As for Iran, we do not need Russia’s help. We’ve never needed it. What we have needed is for them to stay off Iran’s side. That brings us to the glaring truth hidden out in the open, as it were; that Russia has been fighting proxy wars with us since the Soviet Union fell. Iran is a good example of that. We pretend that they’re our allies, but those old hardliners did not magically disappear with the breakup.
Do we stand up with our ally now, or do we stand alone later? I would rather that we do it now. That doesn’t mean that we have to go in guns blazing, even though that’s what Russia needs done to them. But we need to do something, anything other than sit back and allow Georgia to be run over.
“the Ron Paul position as he articulates it”
This is your whitewashing of Ron Paul’s insane conspiratorial rhetoric. Ron Paul runs around spouting anti-American war-for-oil conspiracy theories, saying the U.S. forces ‘will not permit any of the three regions of Iraq to govern themselves’, while claiming that Operation Iraqi Freedom was ‘strictly motivated by a desire to exert control over the oil.’
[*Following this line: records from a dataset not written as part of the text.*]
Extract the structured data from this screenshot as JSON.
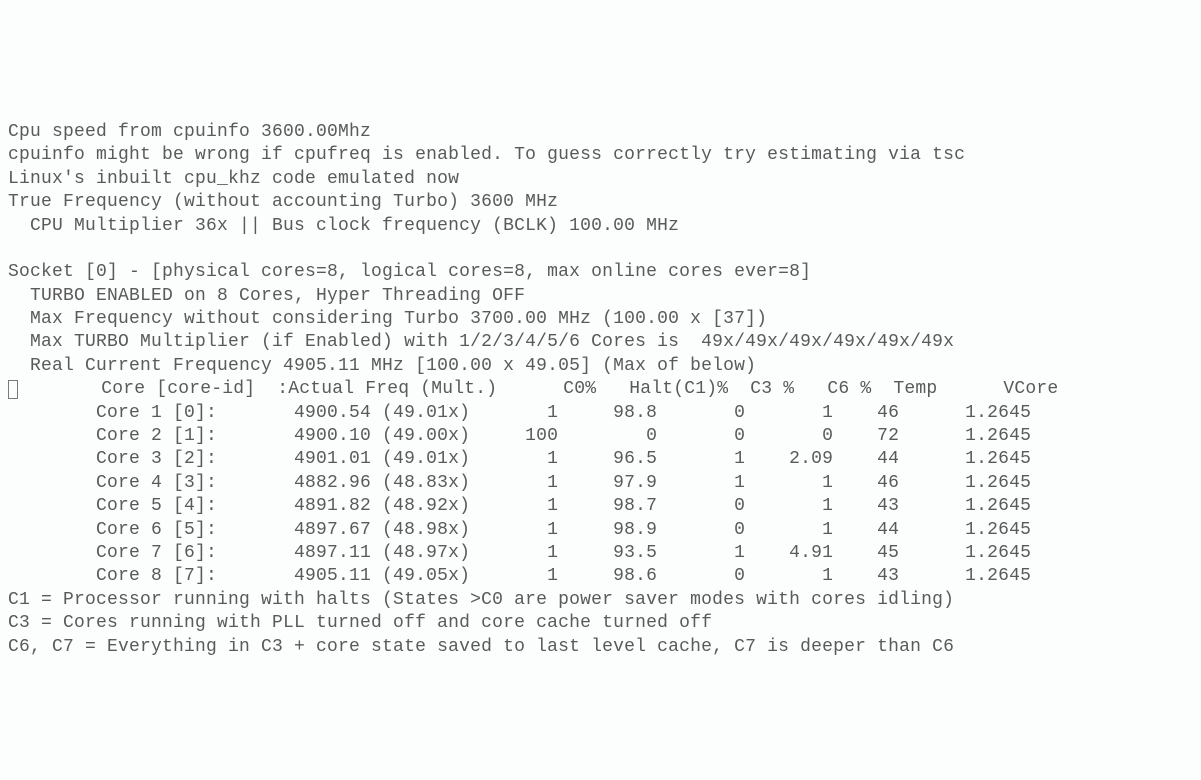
{
  "header": {
    "line1": "Cpu speed from cpuinfo 3600.00Mhz",
    "line2": "cpuinfo might be wrong if cpufreq is enabled. To guess correctly try estimating via tsc",
    "line3": "Linux's inbuilt cpu_khz code emulated now",
    "line4": "True Frequency (without accounting Turbo) 3600 MHz",
    "line5": "  CPU Multiplier 36x || Bus clock frequency (BCLK) 100.00 MHz"
  },
  "socket": {
    "line1": "Socket [0] - [physical cores=8, logical cores=8, max online cores ever=8]",
    "line2": "  TURBO ENABLED on 8 Cores, Hyper Threading OFF",
    "line3": "  Max Frequency without considering Turbo 3700.00 MHz (100.00 x [37])",
    "line4": "  Max TURBO Multiplier (if Enabled) with 1/2/3/4/5/6 Cores is  49x/49x/49x/49x/49x/49x",
    "line5": "  Real Current Frequency 4905.11 MHz [100.00 x 49.05] (Max of below)"
  },
  "table": {
    "header": "       Core [core-id]  :Actual Freq (Mult.)      C0%   Halt(C1)%  C3 %   C6 %  Temp      VCore",
    "rows": [
      "        Core 1 [0]:       4900.54 (49.01x)       1     98.8       0       1    46      1.2645",
      "        Core 2 [1]:       4900.10 (49.00x)     100        0       0       0    72      1.2645",
      "        Core 3 [2]:       4901.01 (49.01x)       1     96.5       1    2.09    44      1.2645",
      "        Core 4 [3]:       4882.96 (48.83x)       1     97.9       1       1    46      1.2645",
      "        Core 5 [4]:       4891.82 (48.92x)       1     98.7       0       1    43      1.2645",
      "        Core 6 [5]:       4897.67 (48.98x)       1     98.9       0       1    44      1.2645",
      "        Core 7 [6]:       4897.11 (48.97x)       1     93.5       1    4.91    45      1.2645",
      "        Core 8 [7]:       4905.11 (49.05x)       1     98.6       0       1    43      1.2645"
    ]
  },
  "footer": {
    "line1": "C1 = Processor running with halts (States >C0 are power saver modes with cores idling)",
    "line2": "C3 = Cores running with PLL turned off and core cache turned off",
    "line3": "C6, C7 = Everything in C3 + core state saved to last level cache, C7 is deeper than C6"
  },
  "chart_data": {
    "type": "table",
    "title": "i7z CPU core status",
    "cpu_speed_mhz": 3600.0,
    "true_frequency_mhz": 3600,
    "cpu_multiplier": 36,
    "bus_clock_mhz": 100.0,
    "socket_id": 0,
    "physical_cores": 8,
    "logical_cores": 8,
    "max_online_cores": 8,
    "turbo_enabled": true,
    "hyper_threading": false,
    "max_freq_no_turbo_mhz": 3700.0,
    "max_freq_no_turbo_mult": 37,
    "max_turbo_multipliers": [
      49,
      49,
      49,
      49,
      49,
      49
    ],
    "real_current_frequency_mhz": 4905.11,
    "real_current_mult": 49.05,
    "columns": [
      "core",
      "core_id",
      "actual_freq_mhz",
      "mult",
      "C0_pct",
      "Halt_C1_pct",
      "C3_pct",
      "C6_pct",
      "temp_c",
      "vcore"
    ],
    "rows": [
      {
        "core": 1,
        "core_id": 0,
        "actual_freq_mhz": 4900.54,
        "mult": 49.01,
        "C0_pct": 1,
        "Halt_C1_pct": 98.8,
        "C3_pct": 0,
        "C6_pct": 1,
        "temp_c": 46,
        "vcore": 1.2645
      },
      {
        "core": 2,
        "core_id": 1,
        "actual_freq_mhz": 4900.1,
        "mult": 49.0,
        "C0_pct": 100,
        "Halt_C1_pct": 0,
        "C3_pct": 0,
        "C6_pct": 0,
        "temp_c": 72,
        "vcore": 1.2645
      },
      {
        "core": 3,
        "core_id": 2,
        "actual_freq_mhz": 4901.01,
        "mult": 49.01,
        "C0_pct": 1,
        "Halt_C1_pct": 96.5,
        "C3_pct": 1,
        "C6_pct": 2.09,
        "temp_c": 44,
        "vcore": 1.2645
      },
      {
        "core": 4,
        "core_id": 3,
        "actual_freq_mhz": 4882.96,
        "mult": 48.83,
        "C0_pct": 1,
        "Halt_C1_pct": 97.9,
        "C3_pct": 1,
        "C6_pct": 1,
        "temp_c": 46,
        "vcore": 1.2645
      },
      {
        "core": 5,
        "core_id": 4,
        "actual_freq_mhz": 4891.82,
        "mult": 48.92,
        "C0_pct": 1,
        "Halt_C1_pct": 98.7,
        "C3_pct": 0,
        "C6_pct": 1,
        "temp_c": 43,
        "vcore": 1.2645
      },
      {
        "core": 6,
        "core_id": 5,
        "actual_freq_mhz": 4897.67,
        "mult": 48.98,
        "C0_pct": 1,
        "Halt_C1_pct": 98.9,
        "C3_pct": 0,
        "C6_pct": 1,
        "temp_c": 44,
        "vcore": 1.2645
      },
      {
        "core": 7,
        "core_id": 6,
        "actual_freq_mhz": 4897.11,
        "mult": 48.97,
        "C0_pct": 1,
        "Halt_C1_pct": 93.5,
        "C3_pct": 1,
        "C6_pct": 4.91,
        "temp_c": 45,
        "vcore": 1.2645
      },
      {
        "core": 8,
        "core_id": 7,
        "actual_freq_mhz": 4905.11,
        "mult": 49.05,
        "C0_pct": 1,
        "Halt_C1_pct": 98.6,
        "C3_pct": 0,
        "C6_pct": 1,
        "temp_c": 43,
        "vcore": 1.2645
      }
    ]
  }
}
“I think there are reasonable arguments to be made that the net results of Bush’s foreign policy, including the Iraq War, are negative for the USA. “
No, removing Saddam and replacing his terrorist regime with a democratically elected pro-western ally is not negative for the U.S. Abandoning Iraq to al-Qaeda and Iran, as Ron Paul wanted to do, would have been negative for the U.S.
“threat that Saddam represented or the sweeping demographic and cultural changed engendered by the Bush policy of allowing...”
Your interpretation of the legislation is pure fiction, and it didn’t pass anyhow. We have troops deployed in over 100 nations, but notice how the anti-war crowd pretends that the only way to close the southern boarder is by withdrawing from Iraq.